Interface dataset entries:
▼
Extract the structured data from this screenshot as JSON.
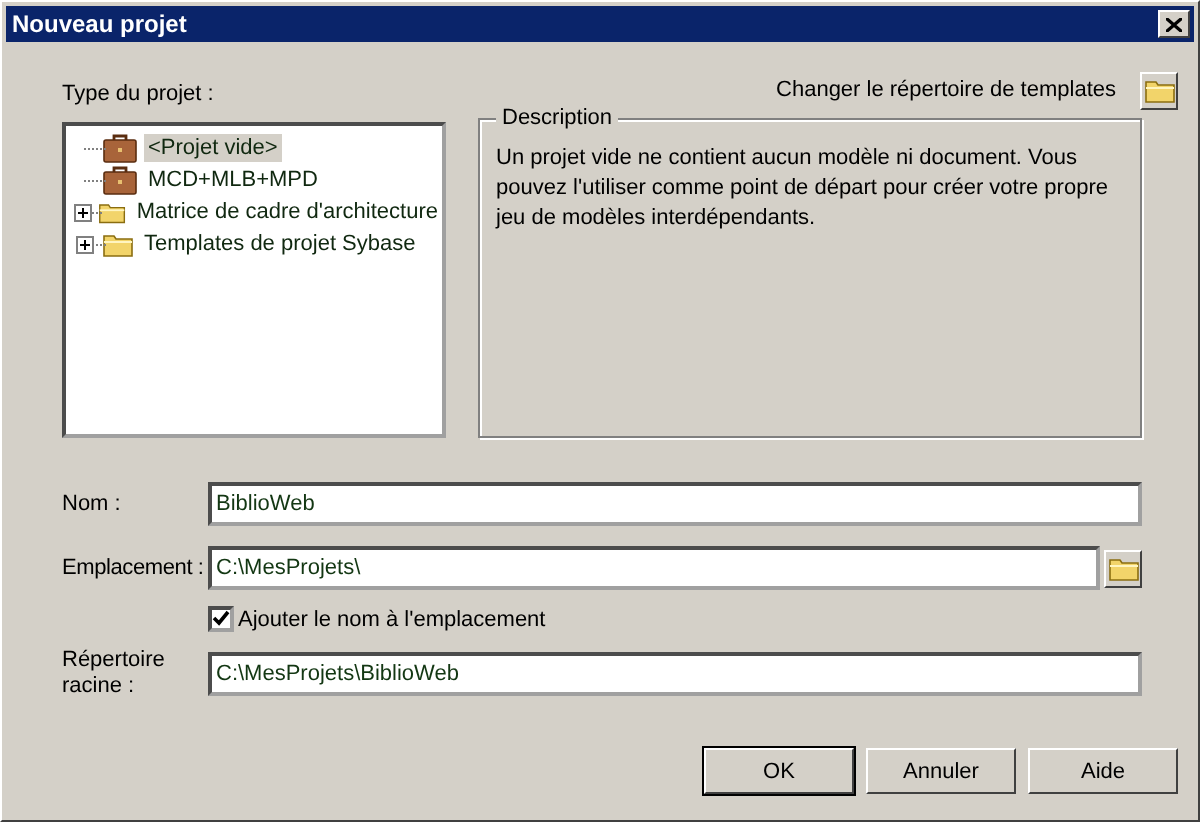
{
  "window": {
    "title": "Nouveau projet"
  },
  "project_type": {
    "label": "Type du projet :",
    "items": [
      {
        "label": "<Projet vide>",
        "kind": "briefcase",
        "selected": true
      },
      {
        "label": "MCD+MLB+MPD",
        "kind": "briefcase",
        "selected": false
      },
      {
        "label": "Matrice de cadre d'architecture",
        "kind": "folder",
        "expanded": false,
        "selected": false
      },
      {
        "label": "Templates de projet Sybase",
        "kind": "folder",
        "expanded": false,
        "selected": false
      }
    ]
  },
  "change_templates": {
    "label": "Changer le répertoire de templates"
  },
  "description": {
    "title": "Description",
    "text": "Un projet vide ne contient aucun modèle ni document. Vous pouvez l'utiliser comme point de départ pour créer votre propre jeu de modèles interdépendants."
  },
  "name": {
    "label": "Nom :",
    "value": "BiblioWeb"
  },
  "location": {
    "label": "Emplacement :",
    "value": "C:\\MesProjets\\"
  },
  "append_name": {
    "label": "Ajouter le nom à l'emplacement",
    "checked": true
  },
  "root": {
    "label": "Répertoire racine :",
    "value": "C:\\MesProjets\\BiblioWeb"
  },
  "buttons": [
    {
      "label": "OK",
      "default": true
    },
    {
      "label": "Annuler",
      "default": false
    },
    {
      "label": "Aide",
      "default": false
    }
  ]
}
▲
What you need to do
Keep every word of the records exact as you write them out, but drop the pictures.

Finished exercise
Extract the structured data from this screenshot as JSON.
{
  "window": {
    "title": "Nouveau projet"
  },
  "project_type": {
    "label": "Type du projet :",
    "items": [
      {
        "label": "<Projet vide>",
        "kind": "briefcase",
        "selected": true
      },
      {
        "label": "MCD+MLB+MPD",
        "kind": "briefcase",
        "selected": false
      },
      {
        "label": "Matrice de cadre d'architecture",
        "kind": "folder",
        "expanded": false,
        "selected": false
      },
      {
        "label": "Templates de projet Sybase",
        "kind": "folder",
        "expanded": false,
        "selected": false
      }
    ]
  },
  "change_templates": {
    "label": "Changer le répertoire de templates"
  },
  "description": {
    "title": "Description",
    "text": "Un projet vide ne contient aucun modèle ni document. Vous pouvez l'utiliser comme point de départ pour créer votre propre jeu de modèles interdépendants."
  },
  "name": {
    "label": "Nom :",
    "value": "BiblioWeb"
  },
  "location": {
    "label": "Emplacement :",
    "value": "C:\\MesProjets\\"
  },
  "append_name": {
    "label": "Ajouter le nom à l'emplacement",
    "checked": true
  },
  "root": {
    "label": "Répertoire racine :",
    "value": "C:\\MesProjets\\BiblioWeb"
  },
  "buttons": [
    {
      "label": "OK",
      "default": true
    },
    {
      "label": "Annuler",
      "default": false
    },
    {
      "label": "Aide",
      "default": false
    }
  ]
}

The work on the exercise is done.